Our beloved, yet unusual Queens Wharf Tower will be demolished in September 2018.
Why are we demolishing the tower?
- Built in 1988, the tower is no longer the star attraction it once was and is coming to the end of its useful life
- The estimated cost to maintain the tower is $1.6 million dollars over the next four years
- Your rates can be funding projects that provide better outcomes for our community
- The tower is a safety hazard, and not accessible for everyone in the community and definitely not an appropriate reminder to the city of the Queen’s visit in 1988
- It is the subject of lewd jokes and negative reports, and is certainly not a positive reflection on our city
From The Newcastle Herald 1 December 2017:
The man who designed Queen’s Wharf Tower in the 1980s says it was meant to be a temporary structure and is surprised it has lasted this long. Architect Kevin Snell said the observation tower had served its purpose and he was not surprised Newcastle City Council had decided this week to demolish it.
“It was only designed as a temporary structure, like an expo-type structure,” he told the Newcastle Herald.
“My ego’s not threatened, that’s for sure.

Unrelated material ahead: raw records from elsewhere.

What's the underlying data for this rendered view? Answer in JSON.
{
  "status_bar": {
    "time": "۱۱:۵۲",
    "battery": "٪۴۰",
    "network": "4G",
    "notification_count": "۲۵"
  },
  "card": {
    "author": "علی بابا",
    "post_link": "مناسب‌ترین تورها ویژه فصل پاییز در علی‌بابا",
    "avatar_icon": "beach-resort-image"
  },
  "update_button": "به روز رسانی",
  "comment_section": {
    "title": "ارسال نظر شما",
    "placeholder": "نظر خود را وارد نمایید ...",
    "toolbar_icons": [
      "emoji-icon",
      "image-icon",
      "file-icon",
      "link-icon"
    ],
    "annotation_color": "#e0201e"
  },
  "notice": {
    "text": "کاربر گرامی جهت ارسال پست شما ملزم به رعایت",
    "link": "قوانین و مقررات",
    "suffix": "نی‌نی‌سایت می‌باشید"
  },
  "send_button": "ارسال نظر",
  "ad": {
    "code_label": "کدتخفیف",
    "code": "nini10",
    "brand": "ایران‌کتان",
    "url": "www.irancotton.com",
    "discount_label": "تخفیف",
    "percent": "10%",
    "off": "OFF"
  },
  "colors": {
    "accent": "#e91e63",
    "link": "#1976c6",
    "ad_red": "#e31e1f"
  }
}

I’m very, very surprised that the council has dished out the money to maintain it all this time.
“I applaud the council for 30 years of support for the structure, but I fully understand, and I’m not crestfallen that it is to be demolished because that was always to be the case.”
Mr Snell said the tower, which was built as part of Australia’s bicentennial celebrations and opened by the queen in 1988, was meant to be dismantled after only two to five years.
What is happening?
From Monday 3 September, the public will no longer be able to access the tower and site preparations will be made for the commencement of the demolition work on Monday 17 September*. During the early hours, over four nights, sections of the tower will be lowered to the ground and removed for scrap metal recycling. Night work is required due to the site safety constraints and minimising impacts on the surrounding businesses and traffic movements. (*Dates are subject to weather conditions)
What will replace the tower?
The week following the demolition, synthetic grass, coloured rubberised surfaces and raised tree planters will be installed in place of the tower, with Alexander Palms similar to those along the foreshore to be planted later in the year. This placemaking work is a temporary solution for place activation with an anticipated life-span of up to five years. A permanent solution for the area will be addressed in the Masterplanning for the whole Foreshore.